In light of steady rates of necrotizing enterocolitis (NEC) among premature and low birth weight (LBW) babies, researchers continue to search for causes, assess risk factors and find ways to reduce the risk of NEC. Increasingly, research shows that infants who are fed cow’s milk-based formulas are at a higher risk of NEC than infants fed breast milk alone.
What is NEC?
NEC is a dangerous medical condition that primarily affects premature newborns and those with low birth weight (LBW). NEC is a disease that develops in the intestines, which causes infection and inflammation. Over time, the walls of the intestines become damaged or die. This can cause perforation and subsequent leaking of intestinal fluid, sepsis or death.
Experts believe that the two primary risk factors for NEC are oxygen deprivation during birth, which can compromise intestinal health, and feeding the newborn bovine milk-based formula. When the newborn’s gastrointestinal system is compromised, he or she is at risk for serious complications and death.
Immediate diagnosis and treatment are important for reducing the risk of complications. However, prevention is the best way to protect newborns from the risks of NEC. Experts agree that the best way to reduce the risk of NEC is to feed newborns a strictly human milk-based diet.
Trials Show Formula Increases the Risk of NEC
In 2016, a multicenter cohort study was initiated to assess if breast milk reduced the risk of bronchopulmonary dysplasia (BPD), retinopathy of prematurity (ROP) and necrotizing enterocolitis (NEC). The study compared data from 1,433 infants born prior to 32 weeks gestation. These infants also were considered LBW.
Researchers compared the rate of neonatal complications among infants in the study. They assess complications among infants receiving only breast milk as compared to those fed only formula. The results showed that, while formula feeding aided in weight gain, it also increased the risk of NEC substantially. After controlling for other risk factors, the risk of NEC was increased by 12.6.
The conclusion made by researchers is that an exclusive breast milk diet reduces the risk of BPD, ROP and NEC. Therefore, a diet of bovine-based formula increases the risk of NEC.
Study Shows Improved NEC Outcomes with Breast Milk

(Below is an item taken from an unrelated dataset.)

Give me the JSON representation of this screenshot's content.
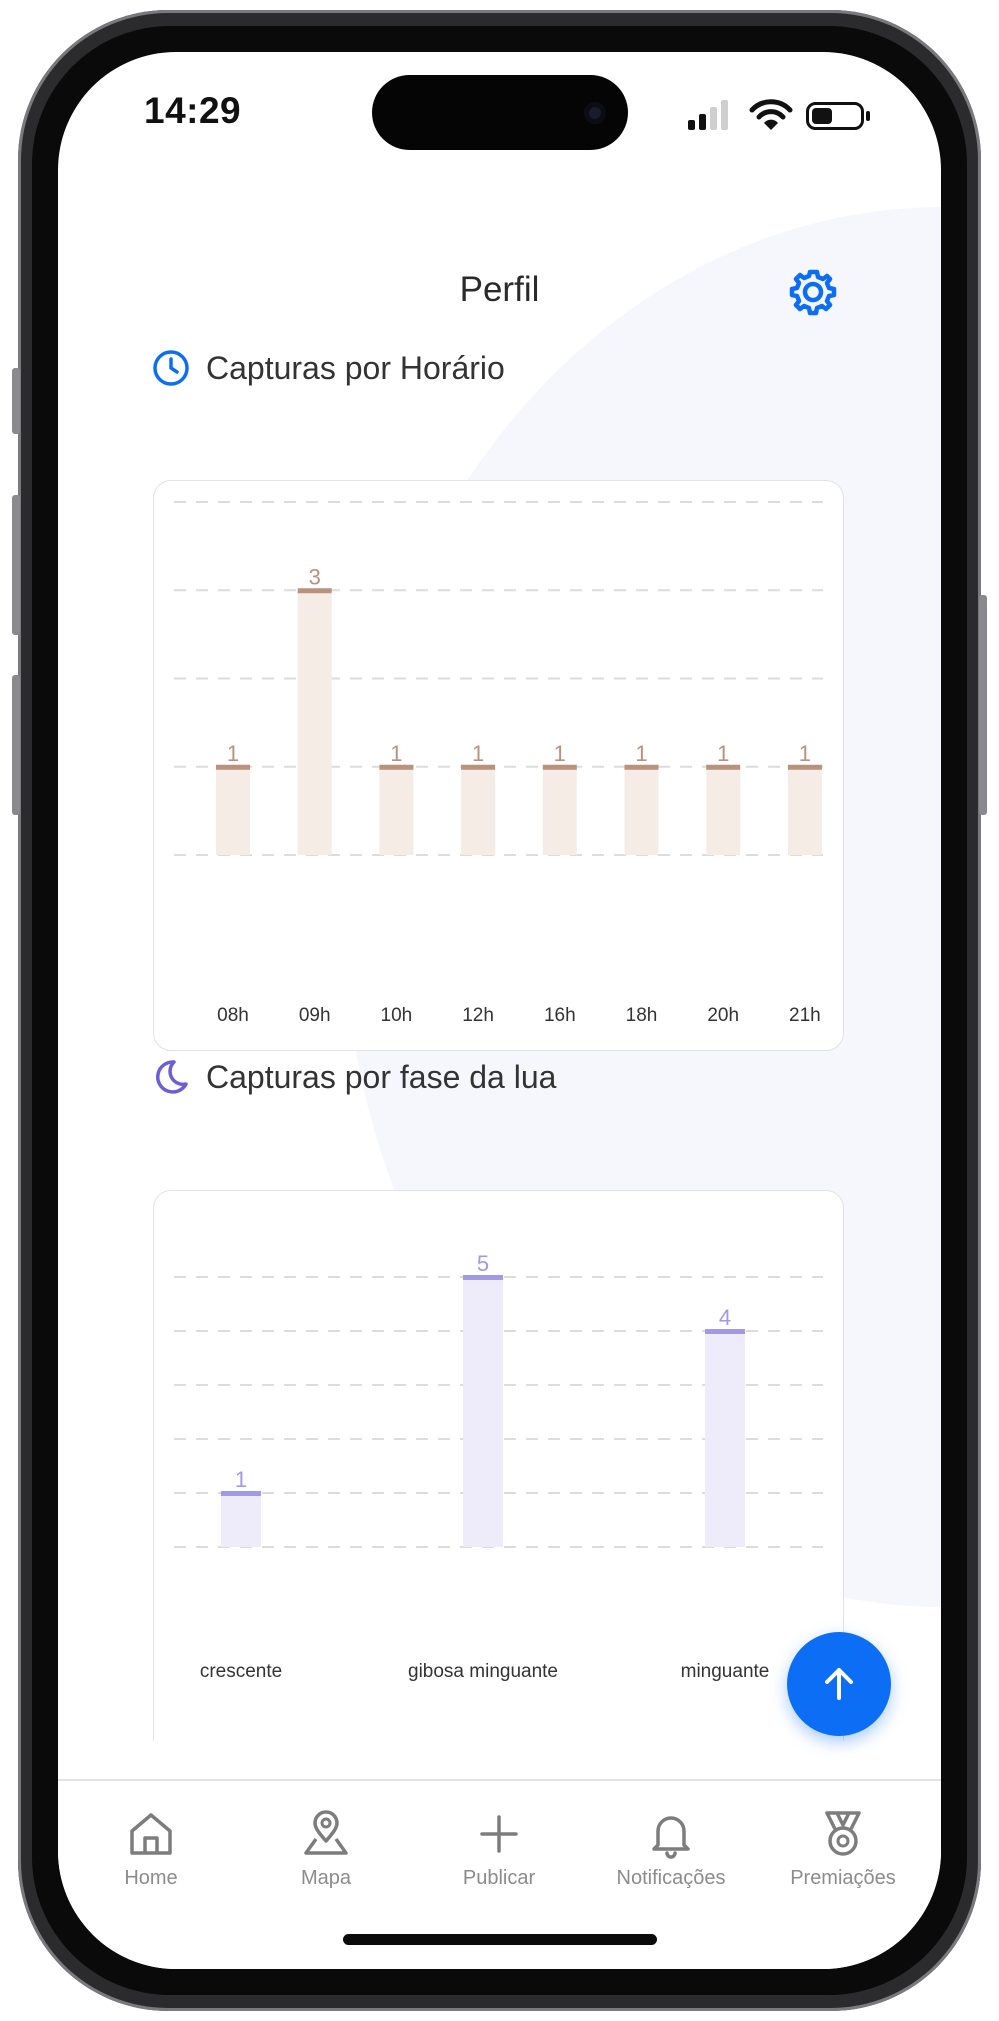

In another study in 2015, researchers assessed the outcomes of NEC among infants exclusively fed breast milk. This was a multicenter retrospective cohort study assessing infants with LBW. The goal of the study was to compare outcomes among infants fed formula and those following an exclusive human milk-based diet (HUM).
There were a total of 1,587 infants included in the study from various states. The study assessed infants fed formula, infants fed human milk with bovine fortifiers and infants fed following the HUM protocol. Data was collected 2-3 years before and after an exclusive HUM diet protocol. The outcomes included NEC, BPD, ROP, and sepsis.
The results showed better outcomes among infants in the HUM group. There were lower rates of NEC and lower mortality rates:
- Incidence rate of NEC was 6.9%, as compared to 16.7% among infants fed bovine formula or fortifiers.
- The mortality rate among infants on the HUM diet was 13.6% as compared to 17.2% among the group fed bovine formula or fortifiers.
- The rate of late-onset sepsis was 19% as compared to 30.3%.
This study supports other trials and research showing that infants fed human milk have better outcomes than those fed bovine milk. This study also clearly demonstrates that there are multiple benefits to feeding newborns an exclusive human milk diet.
Learn More about NEC and Your Rights
If your child has suffered from NEC, it is important to learn more about your rights. Consumers have a right to know the risks of any product they purchase or consume. Sadly, many infant formula manufacturers don’t include a warning on their label that formula increases the risk of NEC. They also do not provide guidance for hospitals or healthcare providers about how to reduce the risk.
Infant formula manufacturers should not be allowed to provide dangerous products to the most vulnerable among us. If your family has been impacted by NEC, call us today to speak with one of our patient advocate lawyers. You can call us toll free at 877-887-4850, or you can reach us online via our online contact form.